Protect yourself from phishing and doorstep callers

December 22nd, 2016 in Features

Someone holds a tablet with an alert on the screen saying 'phishing'

The real name behind the email or text

Customer and Scotland viewpoint member Robert Dickson took part in an editorial panel contributing articles to Homelife winter edition. His top tips on phishing and what this is can be read here.

Doorstep callers can also pose a risk, especially if it’s a trader or salesperson you’re not expecting. We’ve added some advice on what to do if you suspect someone knocking at your door isn’t who they say they are.

Stay safe on line by Robert Dickson

Like most of you I grew up in a world of black and white television, when having a home phone was a luxury and fishing was done with a bamboo pole with a wee net on the end for catching sticklebacks and minnows.

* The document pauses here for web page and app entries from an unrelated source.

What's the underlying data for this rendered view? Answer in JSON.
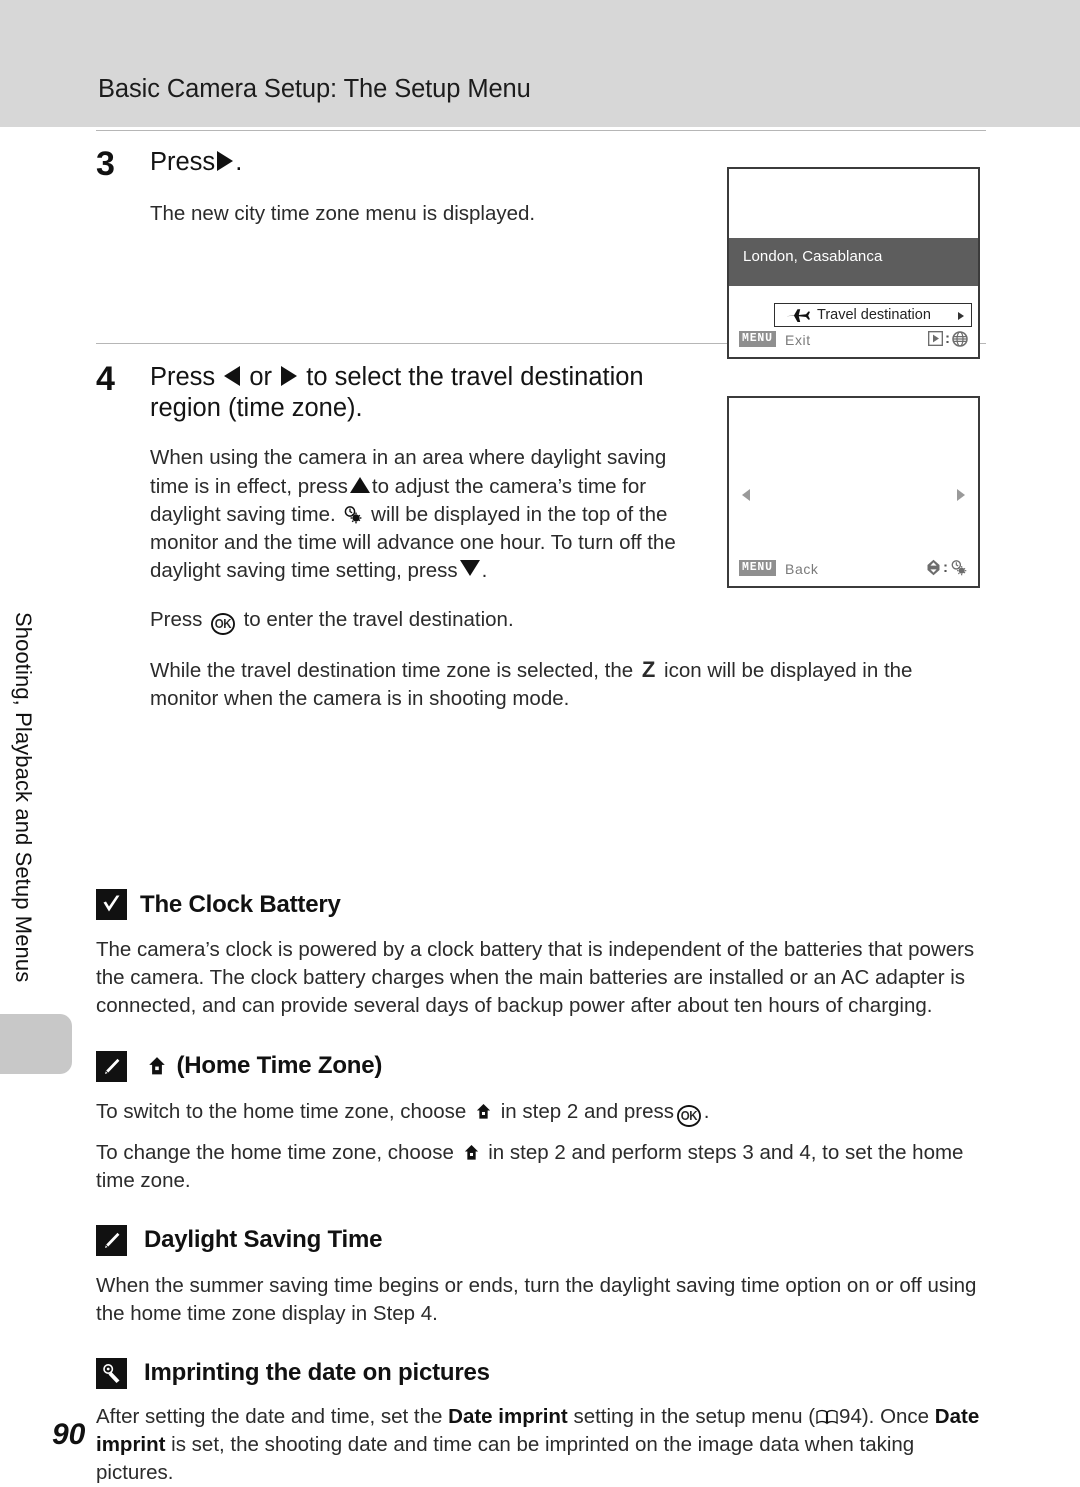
{
  "header": {
    "title": "Basic Camera Setup: The Setup Menu"
  },
  "sidebar": {
    "chapter_label": "Shooting, Playback and Setup Menus"
  },
  "page_number": "90",
  "steps": [
    {
      "number": "3",
      "heading_prefix": "Press",
      "heading_suffix": ".",
      "body": "The new city time zone menu is displayed."
    },
    {
      "number": "4",
      "heading_a": "Press",
      "heading_b": "or",
      "heading_c": "to select the travel destination region (time zone).",
      "p1_a": "When using the camera in an area where daylight saving time is in effect, press",
      "p1_b": "to adjust the camera’s time for daylight saving time.",
      "p1_c": "will be displayed in the top of the monitor and the time will advance one hour. To turn off the daylight saving time setting, press",
      "p1_d": ".",
      "p2_a": "Press",
      "p2_b": "to enter the travel destination.",
      "p3_a": "While the travel destination time zone is selected, the",
      "p3_z": "Z",
      "p3_b": "icon will be displayed in the monitor when the camera is in shooting mode."
    }
  ],
  "monitors": [
    {
      "id": "monitor-1",
      "city": "London, Casablanca",
      "row_label": "Travel destination",
      "menu_badge": "MENU",
      "menu_action": "Exit",
      "footer_icon_left": "playback-arrow-icon",
      "footer_icon_right": "globe-icon"
    },
    {
      "id": "monitor-2",
      "menu_badge": "MENU",
      "menu_action": "Back",
      "footer_icon_left": "up-down-arrow-icon",
      "footer_icon_right": "daylight-saving-icon"
    }
  ],
  "notes": [
    {
      "icon": "caution-checkbox-icon",
      "title": "The Clock Battery",
      "body": "The camera’s clock is powered by a clock battery that is independent of the batteries that powers the camera. The clock battery charges when the main batteries are installed or an AC adapter is connected, and can provide several days of backup power after about ten hours of charging."
    },
    {
      "icon": "pencil-note-icon",
      "title_suffix": "(Home Time Zone)",
      "line1_a": "To switch to the home time zone, choose",
      "line1_b": "in step 2 and press",
      "line1_c": ".",
      "line2_a": "To change the home time zone, choose",
      "line2_b": "in step 2 and perform steps 3 and 4, to set the home time zone."
    },
    {
      "icon": "pencil-note-icon",
      "title": "Daylight Saving Time",
      "body": "When the summer saving time begins or ends, turn the daylight saving time option on or off using the home time zone display in Step 4."
    },
    {
      "icon": "date-imprint-icon",
      "title": "Imprinting the date on pictures",
      "body_a": "After setting the date and time, set the",
      "bold_1": "Date imprint",
      "body_b": "setting in the setup menu (",
      "page_ref": "94",
      "body_c": "). Once",
      "bold_2": "Date imprint",
      "body_d": "is set, the shooting date and time can be imprinted on the image data when taking pictures."
    }
  ],
  "colors": {
    "header_band": "#d7d7d7",
    "monitor_border": "#3b3b3b",
    "city_band": "#5d5d5d",
    "menu_badge": "#8f8f8f",
    "side_tab": "#c8c8c8"
  }
}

“Today's world is very different and we all need to be aware of the new dangers we face in our everyday life. Phishing is one of those dangers and it's very easy to be scammed by tech-savvy criminals.

What is Phishing?

Well firstly it's called phishing because it dangles bait and a lure to get your attention, usually in the form of an email.

These would pretend to come from an institution you would trust, your bank, credit card company, your broadband supplier or even your child's school or university and they are very realistic in their appearance.

Their main objective is to get information from you that you would not normally expect to provide; bank account details-passwords-credit card details or even the answer to security questions you may have used.

All of these details can be used in online identity theft, allowing them to steal money from your bank account or use your credit card fraudulently and other types of fraud.

How to spot a Phishing Attacks

Although the email may appear very realistic there are several ways in which they're different; banks and credit card providers will never ask you to provide private information such as account numbers, security details, passwords or credit card information.

Avoiding a phishing attack

The simplest way is to check your emails carefully and don't be scared by emails claiming your account is under threat of being closed, don't click on links on emails, only enter sensitive information on a secure website, not an email.

With a little care and a little common sense, you can avoid these attacks and keep yourself safe from cyber-criminals. 

Door step callers

Unfortunately, scammers don’t just hide behind a computer screen. Some are very real and come knocking at our doors.

These types of thieves pretending to be a trader or from agencies or organisations will on the surface look like genuine callers but their aim is to persuade you to part with your money or steal from your house.

National Trading Standards say that 85% of victims of these types of crimes are aged 65 and over.

There are steps you can take to protect yourself from a rogue trader.

Age UK says use the lock, stop, chain, check procedure when answering your door, day or night.

  • Lock: secure all your other outer doors as the person at the door may intend to distract you while an accomplice gets in through a back door
  • Stop: think about whether you’re expecting anyone
  • Chain: put the door chain on or look through the window or spyhole to see who’s there
  • Check: ask for an identity card and examine it carefully - you can always tell the caller to come back another time when someone will be with you.

Home Group staff tend to pre book appoints with you and will always carry identification but if you are worried always call our Customer Service Advisors on 0345 141 4663 and check before letting someone in.